▶ **Raw data**:
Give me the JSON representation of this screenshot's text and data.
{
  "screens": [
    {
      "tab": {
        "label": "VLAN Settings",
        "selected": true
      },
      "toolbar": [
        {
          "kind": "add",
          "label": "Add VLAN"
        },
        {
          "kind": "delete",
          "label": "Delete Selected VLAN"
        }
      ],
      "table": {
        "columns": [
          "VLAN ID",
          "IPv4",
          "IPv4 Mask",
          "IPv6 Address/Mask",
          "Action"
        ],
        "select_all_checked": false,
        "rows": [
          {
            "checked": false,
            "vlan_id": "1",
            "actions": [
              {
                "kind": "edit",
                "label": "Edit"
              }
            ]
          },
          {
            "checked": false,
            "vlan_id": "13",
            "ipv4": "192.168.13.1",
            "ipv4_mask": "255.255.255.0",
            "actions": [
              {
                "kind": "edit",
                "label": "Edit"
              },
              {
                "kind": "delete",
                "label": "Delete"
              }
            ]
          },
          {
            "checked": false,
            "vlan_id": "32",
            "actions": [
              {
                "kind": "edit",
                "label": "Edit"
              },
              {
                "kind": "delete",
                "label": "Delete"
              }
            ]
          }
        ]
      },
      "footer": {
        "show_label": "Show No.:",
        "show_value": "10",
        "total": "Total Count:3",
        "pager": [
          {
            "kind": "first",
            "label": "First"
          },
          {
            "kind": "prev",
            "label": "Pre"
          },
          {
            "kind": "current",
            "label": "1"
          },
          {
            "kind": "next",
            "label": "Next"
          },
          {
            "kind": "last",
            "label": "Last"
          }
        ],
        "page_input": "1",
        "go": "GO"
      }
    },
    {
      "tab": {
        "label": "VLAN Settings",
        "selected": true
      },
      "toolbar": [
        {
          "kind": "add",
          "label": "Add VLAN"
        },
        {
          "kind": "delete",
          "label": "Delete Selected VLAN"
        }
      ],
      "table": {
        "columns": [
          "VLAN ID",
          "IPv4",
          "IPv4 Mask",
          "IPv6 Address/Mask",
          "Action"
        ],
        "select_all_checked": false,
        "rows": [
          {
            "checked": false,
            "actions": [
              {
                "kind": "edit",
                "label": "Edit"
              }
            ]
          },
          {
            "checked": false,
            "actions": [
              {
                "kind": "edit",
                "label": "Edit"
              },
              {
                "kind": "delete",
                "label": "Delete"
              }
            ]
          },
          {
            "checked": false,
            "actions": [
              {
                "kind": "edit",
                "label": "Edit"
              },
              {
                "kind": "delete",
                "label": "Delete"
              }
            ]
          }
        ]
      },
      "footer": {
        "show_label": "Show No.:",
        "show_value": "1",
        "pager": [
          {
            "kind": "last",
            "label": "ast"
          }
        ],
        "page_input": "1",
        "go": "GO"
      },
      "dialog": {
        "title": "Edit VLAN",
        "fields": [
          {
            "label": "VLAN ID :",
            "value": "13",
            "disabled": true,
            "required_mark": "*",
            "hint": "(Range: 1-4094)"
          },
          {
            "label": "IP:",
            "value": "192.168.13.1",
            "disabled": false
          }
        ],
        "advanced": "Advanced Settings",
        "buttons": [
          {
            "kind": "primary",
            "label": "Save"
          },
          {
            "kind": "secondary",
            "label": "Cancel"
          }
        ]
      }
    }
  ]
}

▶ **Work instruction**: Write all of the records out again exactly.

▶ **Result for this task**:
Give me the JSON representation of this screenshot's text and data.
{
  "screens": [
    {
      "tab": {
        "label": "VLAN Settings",
        "selected": true
      },
      "toolbar": [
        {
          "kind": "add",
          "label": "Add VLAN"
        },
        {
          "kind": "delete",
          "label": "Delete Selected VLAN"
        }
      ],
      "table": {
        "columns": [
          "VLAN ID",
          "IPv4",
          "IPv4 Mask",
          "IPv6 Address/Mask",
          "Action"
        ],
        "select_all_checked": false,
        "rows": [
          {
            "checked": false,
            "vlan_id": "1",
            "actions": [
              {
                "kind": "edit",
                "label": "Edit"
              }
            ]
          },
          {
            "checked": false,
            "vlan_id": "13",
            "ipv4": "192.168.13.1",
            "ipv4_mask": "255.255.255.0",
            "actions": [
              {
                "kind": "edit",
                "label": "Edit"
              },
              {
                "kind": "delete",
                "label": "Delete"
              }
            ]
          },
          {
            "checked": false,
            "vlan_id": "32",
            "actions": [
              {
                "kind": "edit",
                "label": "Edit"
              },
              {
                "kind": "delete",
                "label": "Delete"
              }
            ]
          }
        ]
      },
      "footer": {
        "show_label": "Show No.:",
        "show_value": "10",
        "total": "Total Count:3",
        "pager": [
          {
            "kind": "first",
            "label": "First"
          },
          {
            "kind": "prev",
            "label": "Pre"
          },
          {
            "kind": "current",
            "label": "1"
          },
          {
            "kind": "next",
            "label": "Next"
          },
          {
            "kind": "last",
            "label": "Last"
          }
        ],
        "page_input": "1",
        "go": "GO"
      }
    },
    {
      "tab": {
        "label": "VLAN Settings",
        "selected": true
      },
      "toolbar": [
        {
          "kind": "add",
          "label": "Add VLAN"
        },
        {
          "kind": "delete",
          "label": "Delete Selected VLAN"
        }
      ],
      "table": {
        "columns": [
          "VLAN ID",
          "IPv4",
          "IPv4 Mask",
          "IPv6 Address/Mask",
          "Action"
        ],
        "select_all_checked": false,
        "rows": [
          {
            "checked": false,
            "actions": [
              {
                "kind": "edit",
                "label": "Edit"
              }
            ]
          },
          {
            "checked": false,
            "actions": [
              {
                "kind": "edit",
                "label": "Edit"
              },
              {
                "kind": "delete",
                "label": "Delete"
              }
            ]
          },
          {
            "checked": false,
            "actions": [
              {
                "kind": "edit",
                "label": "Edit"
              },
              {
                "kind": "delete",
                "label": "Delete"
              }
            ]
          }
        ]
      },
      "footer": {
        "show_label": "Show No.:",
        "show_value": "1",
        "pager": [
          {
            "kind": "last",
            "label": "ast"
          }
        ],
        "page_input": "1",
        "go": "GO"
      },
      "dialog": {
        "title": "Edit VLAN",
        "fields": [
          {
            "label": "VLAN ID :",
            "value": "13",
            "disabled": true,
            "required_mark": "*",
            "hint": "(Range: 1-4094)"
          },
          {
            "label": "IP:",
            "value": "192.168.13.1",
            "disabled": false
          }
        ],
        "advanced": "Advanced Settings",
        "buttons": [
          {
            "kind": "primary",
            "label": "Save"
          },
          {
            "kind": "secondary",
            "label": "Cancel"
          }
        ]
      }
    }
  ]
}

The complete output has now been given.